Brisbane have been battered by the 2023 NRL draw as Queensland’s biggest club battle to avoid a fourth straight season outside the NRL finals.
The Broncos haven’t finished in the top eight since 2019, when their premiership dream ended in a nightmarish 58-0 loss to Parramatta in Week 1 of the Finals.
They won the club’s first-ever wooden spoon in 2020, finished 14th in 2021 and this year were knocked out of the top eight after a last-round loss to the Dragons.
CLICK ON HERE TO SEE THE FULL NRL DRAW FOR THE 2023 SEASON
And the NRL has done Kevin Walters and his troops no favors with the 2023 draw.
Brisbane open their 2023 campaign against reigning Premiers Penrith at BlueBet Stadium in Sydney’s west.
In the second round, the Broncos face an equally difficult task, hosting the Cowboys at Suncorp Stadium. North Queensland finished third in the table in 2022 and lost one game before the grand final.
It’s been a rough start to the season for Walters, and the end isn’t any kinder.
READ MORE: Player moves spark the biggest matches of 2023
READ MORE: Blockbuster clash will kick off 2023 as draw is revealed
READ MORE: New Zealand under the microscope after ‘timid’ World Cup exit
Starting in Round 21, the Broncos will face the Rabbitohs, Roosters, Cowboys, Eels, Raiders and Storm, all of whom have made finals this year.
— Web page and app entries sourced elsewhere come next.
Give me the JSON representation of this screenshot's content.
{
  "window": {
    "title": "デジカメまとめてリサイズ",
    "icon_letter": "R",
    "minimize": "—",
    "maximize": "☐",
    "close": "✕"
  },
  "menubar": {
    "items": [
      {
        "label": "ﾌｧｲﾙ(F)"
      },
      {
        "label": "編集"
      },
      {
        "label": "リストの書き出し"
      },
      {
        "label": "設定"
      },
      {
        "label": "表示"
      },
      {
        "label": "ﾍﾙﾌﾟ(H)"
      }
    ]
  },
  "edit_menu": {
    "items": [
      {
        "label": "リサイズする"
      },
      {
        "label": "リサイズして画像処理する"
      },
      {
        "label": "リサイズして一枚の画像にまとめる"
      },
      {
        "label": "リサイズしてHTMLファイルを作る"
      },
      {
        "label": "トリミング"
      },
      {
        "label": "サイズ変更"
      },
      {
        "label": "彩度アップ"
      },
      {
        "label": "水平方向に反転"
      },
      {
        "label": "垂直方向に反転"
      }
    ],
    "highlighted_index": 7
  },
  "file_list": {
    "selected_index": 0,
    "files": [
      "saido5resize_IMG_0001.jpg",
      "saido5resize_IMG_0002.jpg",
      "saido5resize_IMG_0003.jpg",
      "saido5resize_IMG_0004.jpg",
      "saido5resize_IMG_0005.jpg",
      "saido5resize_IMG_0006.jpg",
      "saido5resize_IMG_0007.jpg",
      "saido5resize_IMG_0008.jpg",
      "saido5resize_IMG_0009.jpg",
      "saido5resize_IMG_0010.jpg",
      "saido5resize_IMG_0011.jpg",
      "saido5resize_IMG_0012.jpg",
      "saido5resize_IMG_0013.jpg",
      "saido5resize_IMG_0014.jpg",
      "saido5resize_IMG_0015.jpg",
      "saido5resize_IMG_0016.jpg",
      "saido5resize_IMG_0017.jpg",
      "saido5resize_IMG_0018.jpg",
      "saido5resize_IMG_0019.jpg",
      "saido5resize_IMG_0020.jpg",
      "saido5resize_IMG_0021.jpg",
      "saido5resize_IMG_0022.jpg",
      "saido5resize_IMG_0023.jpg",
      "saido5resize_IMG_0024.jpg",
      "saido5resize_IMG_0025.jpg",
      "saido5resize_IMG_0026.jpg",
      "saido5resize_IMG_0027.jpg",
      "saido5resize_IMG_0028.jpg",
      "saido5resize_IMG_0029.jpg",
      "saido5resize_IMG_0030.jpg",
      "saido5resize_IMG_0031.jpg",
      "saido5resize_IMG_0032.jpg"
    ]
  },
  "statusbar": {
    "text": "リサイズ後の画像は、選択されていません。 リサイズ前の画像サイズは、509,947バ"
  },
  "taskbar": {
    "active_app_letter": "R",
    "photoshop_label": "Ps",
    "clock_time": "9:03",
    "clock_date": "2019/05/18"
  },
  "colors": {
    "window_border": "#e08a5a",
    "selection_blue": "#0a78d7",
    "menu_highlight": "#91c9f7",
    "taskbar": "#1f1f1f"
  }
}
Their only respite during this time is a goodbye.
All Broncos play 14 games against teams that finished in the top eight in 2022.
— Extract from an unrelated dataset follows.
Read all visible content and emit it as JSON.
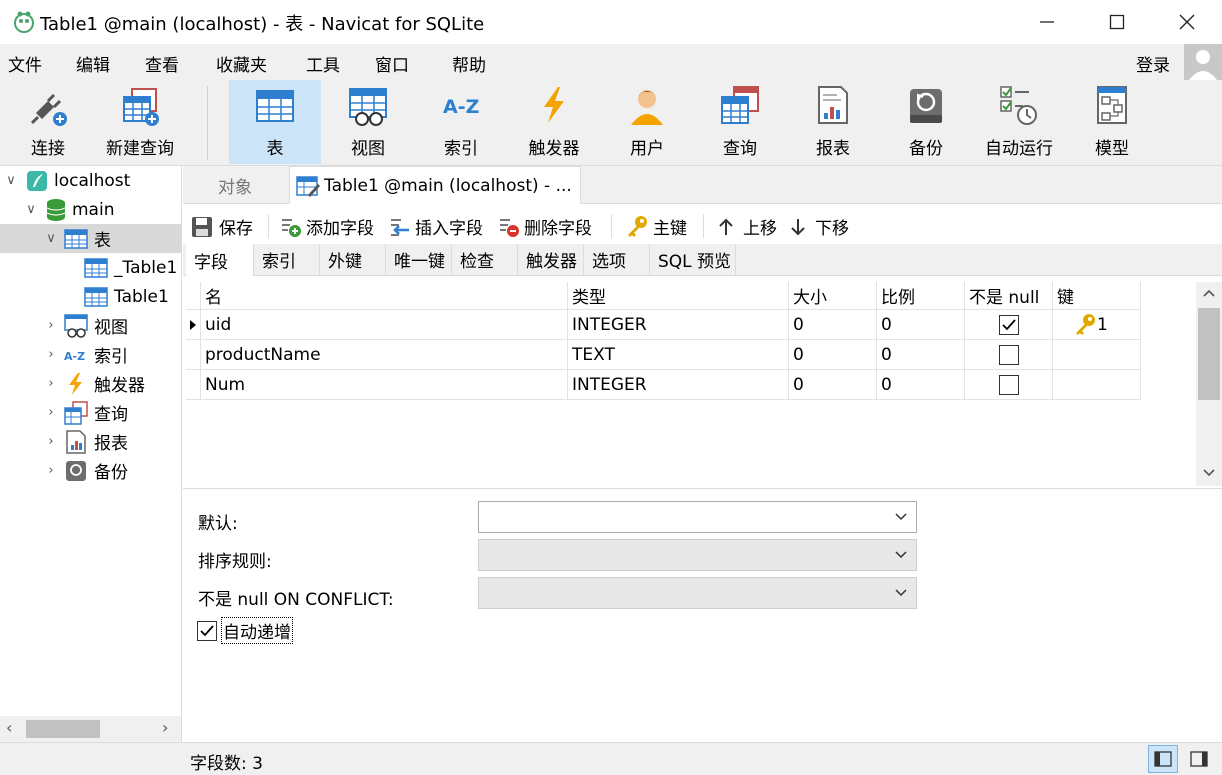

The pass mark to play the finals this year was 14 wins.
GRAND FINALISTS COP EARLY PUNISHMENT
The two big runners-up of 2022 – Penrith and Parramatta – have no time to relax in the opening rounds of next season.
Both teams face a tough race in the first six rounds of 2023.
The Panthers host the Broncos in the first round, but then face the Rabbitohs, Eels, Raiders and Sea Eagles, along with a third-round bye.
The Eels open their season against the Storm at CommBank Stadium, then face the Sharks, Sea Eagles, Panthers and Roosters.
Fortunately for Parramatta, there is then a series of games that the Eels should win. They face the Tigers, Bulldogs, Broncos, Knights and Titans before facing the Raiders in Round 11.
GIFTED BATTLERS RACE MORE SOFT
Some of the clubs fighting to get back to the final next year will be licking their lips at the draw.
Newcastle – which finished 14th this year – has played 11 games against other teams in the last eight from 2022, as well as playing against the Dolphins twice and having three byes.
The Knights have a relatively easy run in the countryside.
They again face the Warriors, Tigers, Dolphins, Raiders, Sea Eagles and Warriors in the first six rounds. Canberra are the only one of these clubs to have made finals this year.
Newcastle, however, miss the Magic Round festival in Brisbane, receiving the bye in round 10.
The Wests Tigers – who haven’t made NRL finals since 2011 – also have a relatively easy draw compared to other sides.
They, too, have 11 games against other clubs in the last eight, while facing the Dolphins once and having three byes.
The Tigers open their season against the Titans, then face the Knights, Bulldogs and Broncos before the sixth round – albeit with a Storm meeting between the two.
NEW DOGS AWAIT THE BATTLE WITH BIG CATS
Some of the hottest trades this off-season take place between the foothills and Belmore.
Cameron Ciraldo has left his assistant position at Penrith to become Canterbury’s new head coach, while Fijian backrower Viliam Kikau follows him to the Bulldogs.
Why Ciraldo accepted the Dogs concert
But they will have to bide their time to face their old friends, with the Dogs and Panthers only meeting in the 21st inning, when they play at BlueBet Stadium.
There are a few mainstream blockbusters much earlier in the schedule. The Roosters and Rabbitohs collide at the Allianz Stadium in the third round, while the Brookvale battle – Manly and Melbourne meeting on Sydney’s northern beaches – is set for the seventh round.
For a daily dose of the best news and exclusive content from Wide World of Sports, subscribe to our newsletter by click here
Out-of-contract superstars headline NRL’s silly $50m season